▸ **Work order**
Find and return every line of the data that contains the word "this".

▸ **Given entries**
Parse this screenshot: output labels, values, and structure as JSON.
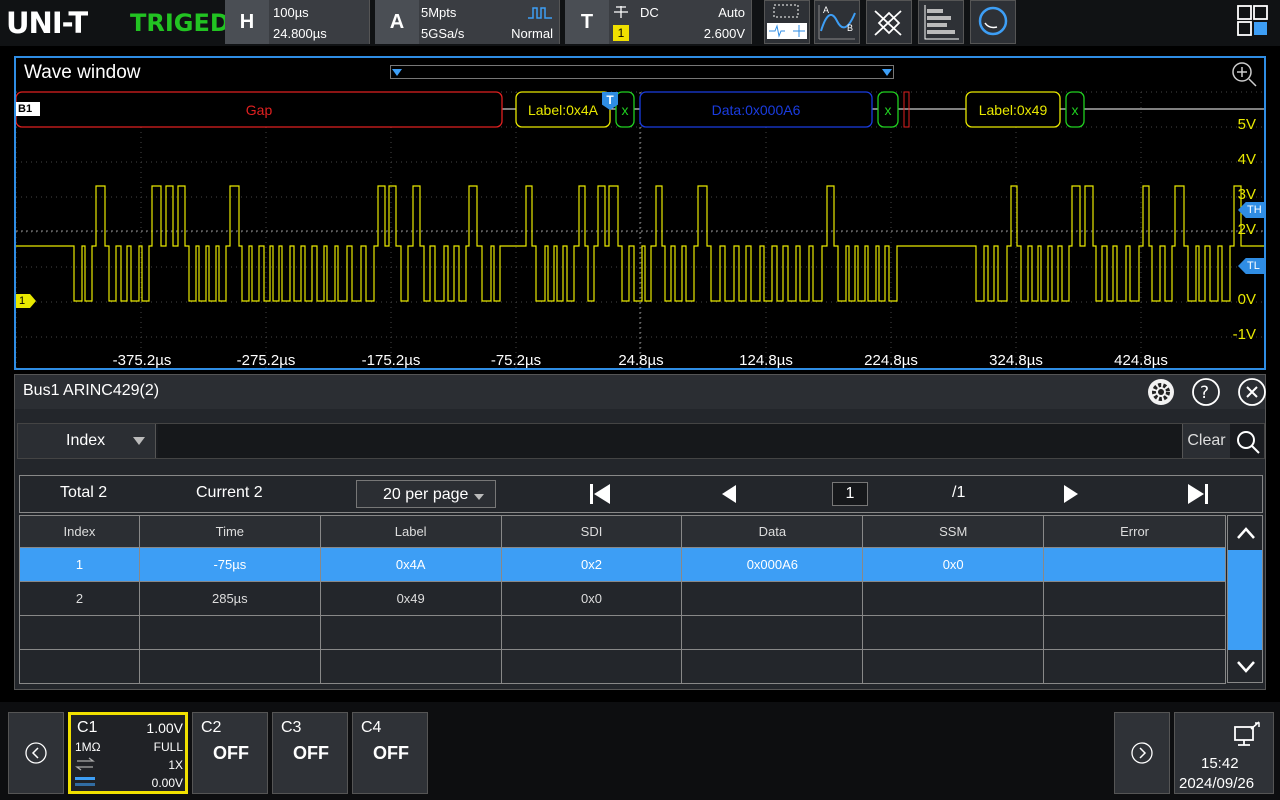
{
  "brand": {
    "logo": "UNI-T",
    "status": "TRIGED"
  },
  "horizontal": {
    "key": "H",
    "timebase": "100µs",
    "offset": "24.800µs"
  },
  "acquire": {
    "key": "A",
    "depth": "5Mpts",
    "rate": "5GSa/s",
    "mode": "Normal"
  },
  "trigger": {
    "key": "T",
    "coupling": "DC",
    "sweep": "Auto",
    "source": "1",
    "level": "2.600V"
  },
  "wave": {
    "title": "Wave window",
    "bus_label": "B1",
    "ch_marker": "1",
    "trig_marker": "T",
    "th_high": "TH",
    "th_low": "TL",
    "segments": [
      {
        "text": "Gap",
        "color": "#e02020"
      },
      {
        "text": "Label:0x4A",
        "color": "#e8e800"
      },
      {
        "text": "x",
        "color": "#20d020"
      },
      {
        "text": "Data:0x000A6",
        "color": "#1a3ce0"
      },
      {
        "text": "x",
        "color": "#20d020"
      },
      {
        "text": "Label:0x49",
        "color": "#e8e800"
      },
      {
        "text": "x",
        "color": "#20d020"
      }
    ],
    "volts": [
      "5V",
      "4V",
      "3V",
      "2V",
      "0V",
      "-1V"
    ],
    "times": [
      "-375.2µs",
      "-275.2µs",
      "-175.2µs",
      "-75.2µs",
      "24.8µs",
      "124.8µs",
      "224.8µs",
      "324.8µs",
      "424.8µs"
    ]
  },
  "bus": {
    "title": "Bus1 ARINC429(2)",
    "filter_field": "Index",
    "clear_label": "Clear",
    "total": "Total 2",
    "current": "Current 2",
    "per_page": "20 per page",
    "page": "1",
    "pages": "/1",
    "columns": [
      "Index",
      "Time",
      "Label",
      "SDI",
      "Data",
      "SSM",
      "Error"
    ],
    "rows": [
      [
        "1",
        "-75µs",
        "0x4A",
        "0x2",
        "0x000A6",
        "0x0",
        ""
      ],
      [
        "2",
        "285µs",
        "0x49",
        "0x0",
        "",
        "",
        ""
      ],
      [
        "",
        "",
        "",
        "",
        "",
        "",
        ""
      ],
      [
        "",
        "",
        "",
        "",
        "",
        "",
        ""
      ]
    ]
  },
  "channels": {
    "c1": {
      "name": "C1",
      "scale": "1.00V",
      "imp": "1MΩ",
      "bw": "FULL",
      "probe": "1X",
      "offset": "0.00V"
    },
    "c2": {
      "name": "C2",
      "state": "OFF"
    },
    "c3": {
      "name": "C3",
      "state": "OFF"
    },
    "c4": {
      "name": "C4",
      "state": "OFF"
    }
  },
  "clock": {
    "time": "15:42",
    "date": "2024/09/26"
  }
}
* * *
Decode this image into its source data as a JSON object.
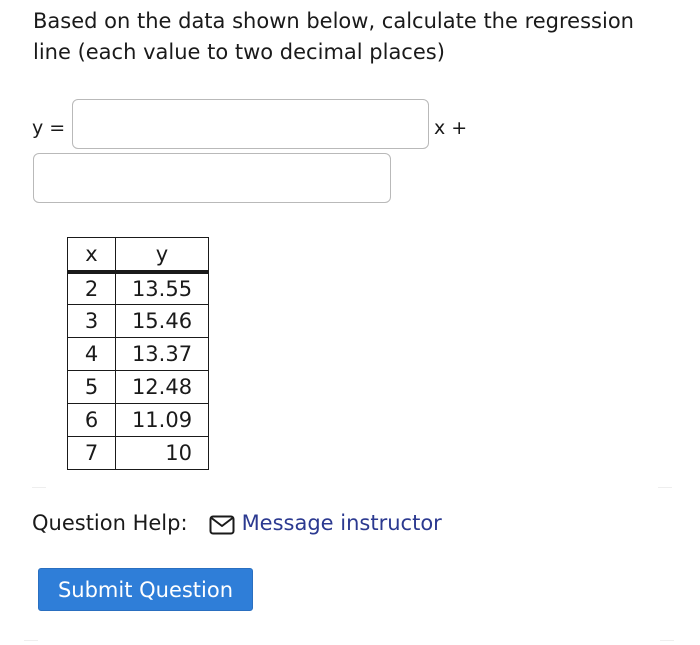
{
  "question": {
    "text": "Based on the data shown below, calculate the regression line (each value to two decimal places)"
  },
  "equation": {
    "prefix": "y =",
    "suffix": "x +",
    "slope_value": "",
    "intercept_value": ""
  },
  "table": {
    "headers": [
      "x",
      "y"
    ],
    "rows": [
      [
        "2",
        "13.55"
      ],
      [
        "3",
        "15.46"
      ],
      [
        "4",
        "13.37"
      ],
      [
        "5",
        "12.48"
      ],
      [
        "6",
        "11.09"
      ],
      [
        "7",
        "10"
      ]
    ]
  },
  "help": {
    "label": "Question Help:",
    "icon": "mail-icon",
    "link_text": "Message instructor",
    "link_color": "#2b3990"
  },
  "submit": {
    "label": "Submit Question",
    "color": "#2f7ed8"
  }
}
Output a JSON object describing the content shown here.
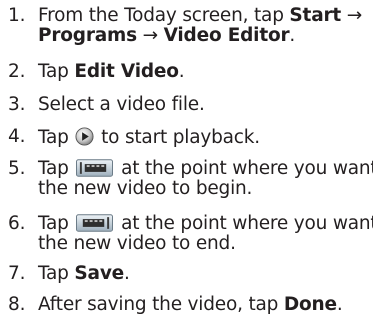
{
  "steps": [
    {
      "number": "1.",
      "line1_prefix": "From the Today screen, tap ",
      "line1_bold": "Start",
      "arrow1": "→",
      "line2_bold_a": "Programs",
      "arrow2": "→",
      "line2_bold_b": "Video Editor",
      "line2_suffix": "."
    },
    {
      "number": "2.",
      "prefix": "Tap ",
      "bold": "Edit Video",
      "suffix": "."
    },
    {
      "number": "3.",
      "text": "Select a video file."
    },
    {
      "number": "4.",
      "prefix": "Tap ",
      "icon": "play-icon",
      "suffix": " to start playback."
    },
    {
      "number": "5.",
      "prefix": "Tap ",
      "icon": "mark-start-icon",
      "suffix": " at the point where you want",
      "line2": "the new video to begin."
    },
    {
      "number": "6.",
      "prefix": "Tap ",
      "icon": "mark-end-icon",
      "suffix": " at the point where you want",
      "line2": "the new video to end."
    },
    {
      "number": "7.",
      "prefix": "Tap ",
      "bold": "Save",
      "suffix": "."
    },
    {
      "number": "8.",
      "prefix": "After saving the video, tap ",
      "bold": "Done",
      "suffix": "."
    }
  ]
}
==
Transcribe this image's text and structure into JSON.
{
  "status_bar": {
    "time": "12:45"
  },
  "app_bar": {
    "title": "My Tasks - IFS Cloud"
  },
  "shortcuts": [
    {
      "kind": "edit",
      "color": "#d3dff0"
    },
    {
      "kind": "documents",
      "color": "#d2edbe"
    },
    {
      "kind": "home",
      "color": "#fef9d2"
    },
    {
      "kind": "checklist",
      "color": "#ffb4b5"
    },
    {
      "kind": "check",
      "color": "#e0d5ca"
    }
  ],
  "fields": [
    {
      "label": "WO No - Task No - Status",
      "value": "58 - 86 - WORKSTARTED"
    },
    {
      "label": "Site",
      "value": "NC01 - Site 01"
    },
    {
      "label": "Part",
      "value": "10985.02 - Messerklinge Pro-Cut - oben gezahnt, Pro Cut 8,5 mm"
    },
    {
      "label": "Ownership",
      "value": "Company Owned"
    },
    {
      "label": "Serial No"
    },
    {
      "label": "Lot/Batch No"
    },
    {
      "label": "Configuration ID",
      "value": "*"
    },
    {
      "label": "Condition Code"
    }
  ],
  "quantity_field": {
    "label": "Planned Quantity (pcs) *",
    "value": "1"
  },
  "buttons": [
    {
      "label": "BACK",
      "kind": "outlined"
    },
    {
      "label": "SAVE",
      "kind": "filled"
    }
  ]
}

▸ **Task output**
Parse this screenshot: output labels, values, and structure as JSON.
Decode this image into its source data as a JSON object.
Transcribe this image's text and structure into JSON.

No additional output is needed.